Wagmatcook senior fights for better home on reserve
Annie Oleson, 84, wants a new home that's more wheelchair accessible
An 84-year-old woman in Wagmatcook First Nation says she can't move around her own home now that she's in a wheelchair and she wants the band council to give her a more accessible home.
Annie Oleson lives with two sons and a granddaughter in a mobile home given to them by the Wagmatcook band council a few years ago.
Oleson said it was great at first, but now she can barely walk and her wheelchair won't go through the bathroom or bedroom doors. She said she's fallen three times since she began using her wheelchair.
"As I get older, I feel weaker and I have to holler for somebody to come," she said. "I have to hang on and I'm afraid I'll fall."
Norman Bernard, the chief of Wagmatcook First Nation, said the band offered Oleson a new one-storey home with a wheelchair ramp, but the family refused it.
Oleson's son said the home is in a bad neighborhood.
Brian Arbuthnot, the band manager, said with news of Oleson's deteriorating health she's been put on a priority list for housing — along with approximately 30 other residents in need.
"It's a very difficult process when you've got people living in basements with small kids and they have no access. The only access out of their house is through the main door," said Arbuthnot.
"We've got to be cognizant of every band member that lives in the community."
He said the band simply does not get enough money from the federal government to keep up with the demand for housing.
"We have a couple of units per year, which is not very good considering we have 25 to 30 people on a waiting list," Arbuthnot said.
"Part of the problem is we have a lot of families living together in one home, multigenerational and we are trying to accommodate both elders and this growing population of youth who have children and who are looking for housing."

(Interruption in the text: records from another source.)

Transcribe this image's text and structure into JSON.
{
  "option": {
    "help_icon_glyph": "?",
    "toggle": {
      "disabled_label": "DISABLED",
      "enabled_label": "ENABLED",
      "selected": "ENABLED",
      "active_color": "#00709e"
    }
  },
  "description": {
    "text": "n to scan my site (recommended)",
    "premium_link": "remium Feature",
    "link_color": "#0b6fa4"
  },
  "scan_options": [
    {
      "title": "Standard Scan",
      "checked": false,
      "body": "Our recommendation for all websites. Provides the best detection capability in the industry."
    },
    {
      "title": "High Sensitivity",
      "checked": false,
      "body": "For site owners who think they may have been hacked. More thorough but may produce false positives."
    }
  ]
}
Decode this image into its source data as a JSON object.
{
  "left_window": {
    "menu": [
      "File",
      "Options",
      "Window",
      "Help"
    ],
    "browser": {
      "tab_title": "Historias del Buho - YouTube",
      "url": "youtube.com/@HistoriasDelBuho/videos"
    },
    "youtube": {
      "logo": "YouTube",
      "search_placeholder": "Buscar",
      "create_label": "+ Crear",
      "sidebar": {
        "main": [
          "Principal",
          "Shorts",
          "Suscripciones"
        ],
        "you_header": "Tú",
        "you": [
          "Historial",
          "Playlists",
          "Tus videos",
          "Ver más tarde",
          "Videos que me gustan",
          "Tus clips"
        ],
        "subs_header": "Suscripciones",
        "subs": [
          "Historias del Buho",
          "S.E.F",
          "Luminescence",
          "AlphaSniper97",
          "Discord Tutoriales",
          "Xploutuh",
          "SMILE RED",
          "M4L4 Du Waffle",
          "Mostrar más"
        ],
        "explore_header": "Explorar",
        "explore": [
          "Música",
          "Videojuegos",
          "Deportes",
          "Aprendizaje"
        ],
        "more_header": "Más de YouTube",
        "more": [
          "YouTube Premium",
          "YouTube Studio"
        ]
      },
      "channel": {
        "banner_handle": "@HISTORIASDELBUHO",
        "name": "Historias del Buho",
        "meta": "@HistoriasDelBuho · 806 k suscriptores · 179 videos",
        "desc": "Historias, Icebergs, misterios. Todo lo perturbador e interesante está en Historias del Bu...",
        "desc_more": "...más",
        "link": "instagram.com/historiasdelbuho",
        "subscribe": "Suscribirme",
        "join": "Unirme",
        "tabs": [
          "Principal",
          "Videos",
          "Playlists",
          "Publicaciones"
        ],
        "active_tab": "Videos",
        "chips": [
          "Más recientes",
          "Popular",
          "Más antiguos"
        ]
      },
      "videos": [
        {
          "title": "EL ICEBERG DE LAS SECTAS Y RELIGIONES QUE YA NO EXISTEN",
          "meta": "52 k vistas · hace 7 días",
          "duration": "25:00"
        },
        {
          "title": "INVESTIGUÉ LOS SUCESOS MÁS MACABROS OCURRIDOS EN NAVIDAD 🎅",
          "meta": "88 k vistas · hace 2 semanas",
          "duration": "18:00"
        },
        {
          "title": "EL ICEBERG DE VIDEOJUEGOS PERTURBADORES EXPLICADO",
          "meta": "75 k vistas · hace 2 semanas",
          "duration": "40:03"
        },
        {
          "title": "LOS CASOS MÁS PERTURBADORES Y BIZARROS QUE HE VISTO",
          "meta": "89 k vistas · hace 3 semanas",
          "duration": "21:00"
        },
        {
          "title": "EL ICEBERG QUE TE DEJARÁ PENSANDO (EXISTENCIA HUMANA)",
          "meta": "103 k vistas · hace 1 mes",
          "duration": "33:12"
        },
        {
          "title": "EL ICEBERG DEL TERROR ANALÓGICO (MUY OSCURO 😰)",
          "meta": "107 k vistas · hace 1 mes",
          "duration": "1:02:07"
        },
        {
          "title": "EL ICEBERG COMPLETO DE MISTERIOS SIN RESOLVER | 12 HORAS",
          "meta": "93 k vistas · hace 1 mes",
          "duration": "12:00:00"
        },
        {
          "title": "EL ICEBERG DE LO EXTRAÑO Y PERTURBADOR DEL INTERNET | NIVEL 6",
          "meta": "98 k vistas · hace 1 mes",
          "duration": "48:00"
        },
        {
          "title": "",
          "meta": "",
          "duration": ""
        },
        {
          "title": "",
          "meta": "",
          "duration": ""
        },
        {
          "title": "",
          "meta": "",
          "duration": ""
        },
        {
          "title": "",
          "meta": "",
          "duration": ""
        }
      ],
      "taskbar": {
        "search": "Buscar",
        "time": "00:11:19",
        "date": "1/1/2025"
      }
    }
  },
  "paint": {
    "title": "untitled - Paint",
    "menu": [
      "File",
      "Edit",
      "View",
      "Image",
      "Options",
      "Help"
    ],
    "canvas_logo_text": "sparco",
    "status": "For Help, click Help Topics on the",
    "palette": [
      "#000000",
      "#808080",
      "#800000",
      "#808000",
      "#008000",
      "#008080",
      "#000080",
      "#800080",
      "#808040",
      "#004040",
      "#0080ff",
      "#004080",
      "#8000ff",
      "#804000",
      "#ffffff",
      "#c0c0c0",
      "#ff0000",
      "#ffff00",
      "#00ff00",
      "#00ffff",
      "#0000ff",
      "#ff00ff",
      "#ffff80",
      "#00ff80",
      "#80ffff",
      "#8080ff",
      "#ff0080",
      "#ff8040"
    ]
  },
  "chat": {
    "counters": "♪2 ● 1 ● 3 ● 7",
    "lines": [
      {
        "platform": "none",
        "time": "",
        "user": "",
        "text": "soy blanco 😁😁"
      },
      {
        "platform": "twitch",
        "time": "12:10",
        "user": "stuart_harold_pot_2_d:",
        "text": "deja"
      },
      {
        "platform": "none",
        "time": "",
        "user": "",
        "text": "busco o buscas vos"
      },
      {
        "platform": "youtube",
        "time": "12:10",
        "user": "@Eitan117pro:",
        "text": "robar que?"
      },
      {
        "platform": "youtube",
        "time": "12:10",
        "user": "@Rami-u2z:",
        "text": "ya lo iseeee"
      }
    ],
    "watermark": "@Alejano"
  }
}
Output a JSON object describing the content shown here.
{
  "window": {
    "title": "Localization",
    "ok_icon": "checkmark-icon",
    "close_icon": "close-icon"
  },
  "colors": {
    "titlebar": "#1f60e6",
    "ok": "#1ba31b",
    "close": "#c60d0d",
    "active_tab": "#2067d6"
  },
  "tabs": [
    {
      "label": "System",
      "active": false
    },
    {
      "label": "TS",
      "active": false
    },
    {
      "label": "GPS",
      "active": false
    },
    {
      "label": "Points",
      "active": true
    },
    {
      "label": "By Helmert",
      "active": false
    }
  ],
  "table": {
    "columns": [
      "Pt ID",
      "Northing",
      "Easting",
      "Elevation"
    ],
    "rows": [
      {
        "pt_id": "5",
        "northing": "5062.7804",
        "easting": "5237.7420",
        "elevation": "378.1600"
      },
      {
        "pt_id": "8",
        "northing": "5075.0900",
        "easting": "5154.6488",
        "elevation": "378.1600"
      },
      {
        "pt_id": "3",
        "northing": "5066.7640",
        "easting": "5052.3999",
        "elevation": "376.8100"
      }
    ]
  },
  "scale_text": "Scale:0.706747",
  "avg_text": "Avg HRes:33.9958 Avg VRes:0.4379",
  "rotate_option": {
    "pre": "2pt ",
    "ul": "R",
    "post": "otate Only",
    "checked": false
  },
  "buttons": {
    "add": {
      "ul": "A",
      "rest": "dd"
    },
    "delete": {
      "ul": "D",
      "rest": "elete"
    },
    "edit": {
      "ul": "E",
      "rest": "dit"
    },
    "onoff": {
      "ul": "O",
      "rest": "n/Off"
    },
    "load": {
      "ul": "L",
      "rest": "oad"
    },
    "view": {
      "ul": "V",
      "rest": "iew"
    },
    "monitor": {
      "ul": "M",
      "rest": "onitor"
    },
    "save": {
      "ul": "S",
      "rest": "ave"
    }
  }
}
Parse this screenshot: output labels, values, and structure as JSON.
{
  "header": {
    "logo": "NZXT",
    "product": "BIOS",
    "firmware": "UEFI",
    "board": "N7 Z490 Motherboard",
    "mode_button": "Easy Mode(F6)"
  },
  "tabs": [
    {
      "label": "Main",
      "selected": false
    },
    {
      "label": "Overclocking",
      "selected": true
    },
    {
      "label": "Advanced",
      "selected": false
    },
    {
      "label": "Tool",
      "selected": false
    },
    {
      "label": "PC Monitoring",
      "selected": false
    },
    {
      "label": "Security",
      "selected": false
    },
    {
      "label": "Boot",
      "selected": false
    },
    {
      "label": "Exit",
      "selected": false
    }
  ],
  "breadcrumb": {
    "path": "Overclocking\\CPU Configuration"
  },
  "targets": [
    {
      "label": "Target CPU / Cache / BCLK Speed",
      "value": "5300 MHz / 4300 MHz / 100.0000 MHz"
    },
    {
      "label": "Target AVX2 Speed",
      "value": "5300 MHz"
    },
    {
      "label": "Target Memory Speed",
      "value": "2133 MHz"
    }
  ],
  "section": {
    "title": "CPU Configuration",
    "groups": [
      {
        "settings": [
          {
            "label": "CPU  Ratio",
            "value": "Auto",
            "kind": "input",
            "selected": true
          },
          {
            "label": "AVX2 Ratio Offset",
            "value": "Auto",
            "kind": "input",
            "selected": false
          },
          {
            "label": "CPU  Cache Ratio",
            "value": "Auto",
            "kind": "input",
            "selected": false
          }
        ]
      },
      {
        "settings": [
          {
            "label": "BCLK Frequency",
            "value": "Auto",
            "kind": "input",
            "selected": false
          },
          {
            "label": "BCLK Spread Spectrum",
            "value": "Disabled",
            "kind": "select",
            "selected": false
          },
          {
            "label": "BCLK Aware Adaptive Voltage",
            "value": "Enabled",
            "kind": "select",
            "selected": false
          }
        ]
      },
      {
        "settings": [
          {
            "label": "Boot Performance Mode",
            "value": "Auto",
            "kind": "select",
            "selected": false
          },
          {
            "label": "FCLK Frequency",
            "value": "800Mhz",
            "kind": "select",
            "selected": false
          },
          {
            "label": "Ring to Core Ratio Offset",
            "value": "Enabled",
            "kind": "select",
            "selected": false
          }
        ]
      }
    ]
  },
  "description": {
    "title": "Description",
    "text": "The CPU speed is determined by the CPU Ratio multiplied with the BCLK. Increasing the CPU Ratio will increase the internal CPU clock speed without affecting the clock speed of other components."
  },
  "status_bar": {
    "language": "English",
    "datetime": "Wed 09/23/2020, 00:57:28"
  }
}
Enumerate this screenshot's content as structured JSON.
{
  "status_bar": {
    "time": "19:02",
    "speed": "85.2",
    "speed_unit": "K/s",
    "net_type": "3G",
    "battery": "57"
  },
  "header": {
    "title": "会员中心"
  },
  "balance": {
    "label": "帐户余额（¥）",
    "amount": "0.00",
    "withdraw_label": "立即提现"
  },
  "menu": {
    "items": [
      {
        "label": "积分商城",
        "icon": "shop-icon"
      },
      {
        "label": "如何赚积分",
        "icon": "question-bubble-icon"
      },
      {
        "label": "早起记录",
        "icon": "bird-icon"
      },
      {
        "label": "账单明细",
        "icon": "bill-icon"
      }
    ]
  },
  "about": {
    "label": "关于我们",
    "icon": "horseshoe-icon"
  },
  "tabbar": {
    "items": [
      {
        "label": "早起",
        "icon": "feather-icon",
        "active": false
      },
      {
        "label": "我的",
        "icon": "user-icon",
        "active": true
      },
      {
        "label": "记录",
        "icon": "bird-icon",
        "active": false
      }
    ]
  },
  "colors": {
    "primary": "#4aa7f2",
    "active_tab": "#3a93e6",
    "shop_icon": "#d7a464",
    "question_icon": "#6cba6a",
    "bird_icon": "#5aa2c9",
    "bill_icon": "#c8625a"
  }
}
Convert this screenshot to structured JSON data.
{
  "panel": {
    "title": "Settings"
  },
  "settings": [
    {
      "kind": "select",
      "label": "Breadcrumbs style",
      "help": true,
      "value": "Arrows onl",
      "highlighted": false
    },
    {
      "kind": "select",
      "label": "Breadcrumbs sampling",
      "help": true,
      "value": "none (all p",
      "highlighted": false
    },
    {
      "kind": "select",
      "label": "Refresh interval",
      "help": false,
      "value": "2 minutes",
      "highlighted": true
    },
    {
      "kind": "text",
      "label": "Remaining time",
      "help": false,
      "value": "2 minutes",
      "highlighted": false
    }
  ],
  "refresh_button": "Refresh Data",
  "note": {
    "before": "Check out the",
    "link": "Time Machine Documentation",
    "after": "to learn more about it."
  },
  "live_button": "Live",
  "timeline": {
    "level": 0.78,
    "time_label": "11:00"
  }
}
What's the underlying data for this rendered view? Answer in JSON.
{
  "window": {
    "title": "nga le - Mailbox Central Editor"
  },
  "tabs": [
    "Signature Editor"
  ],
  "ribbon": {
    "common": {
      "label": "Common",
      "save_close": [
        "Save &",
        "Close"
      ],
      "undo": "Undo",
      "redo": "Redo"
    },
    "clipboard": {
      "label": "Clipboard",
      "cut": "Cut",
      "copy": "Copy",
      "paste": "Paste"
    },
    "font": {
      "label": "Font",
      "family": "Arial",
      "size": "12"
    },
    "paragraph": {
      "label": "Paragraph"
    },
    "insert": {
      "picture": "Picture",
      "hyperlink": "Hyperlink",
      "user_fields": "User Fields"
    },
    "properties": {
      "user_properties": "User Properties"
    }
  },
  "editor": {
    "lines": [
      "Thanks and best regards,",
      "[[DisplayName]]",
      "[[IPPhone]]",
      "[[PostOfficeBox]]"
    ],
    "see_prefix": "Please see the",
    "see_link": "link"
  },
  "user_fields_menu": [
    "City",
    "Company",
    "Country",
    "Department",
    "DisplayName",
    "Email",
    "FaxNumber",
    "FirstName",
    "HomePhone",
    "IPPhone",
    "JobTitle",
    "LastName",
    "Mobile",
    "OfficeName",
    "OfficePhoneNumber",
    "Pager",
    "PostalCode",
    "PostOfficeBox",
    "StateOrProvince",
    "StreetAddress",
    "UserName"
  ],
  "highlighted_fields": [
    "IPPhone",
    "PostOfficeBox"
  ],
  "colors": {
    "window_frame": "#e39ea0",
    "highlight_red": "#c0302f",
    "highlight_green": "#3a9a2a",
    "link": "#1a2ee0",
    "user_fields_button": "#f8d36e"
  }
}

Arbuthnot said Oleson should know about her housing status by late March.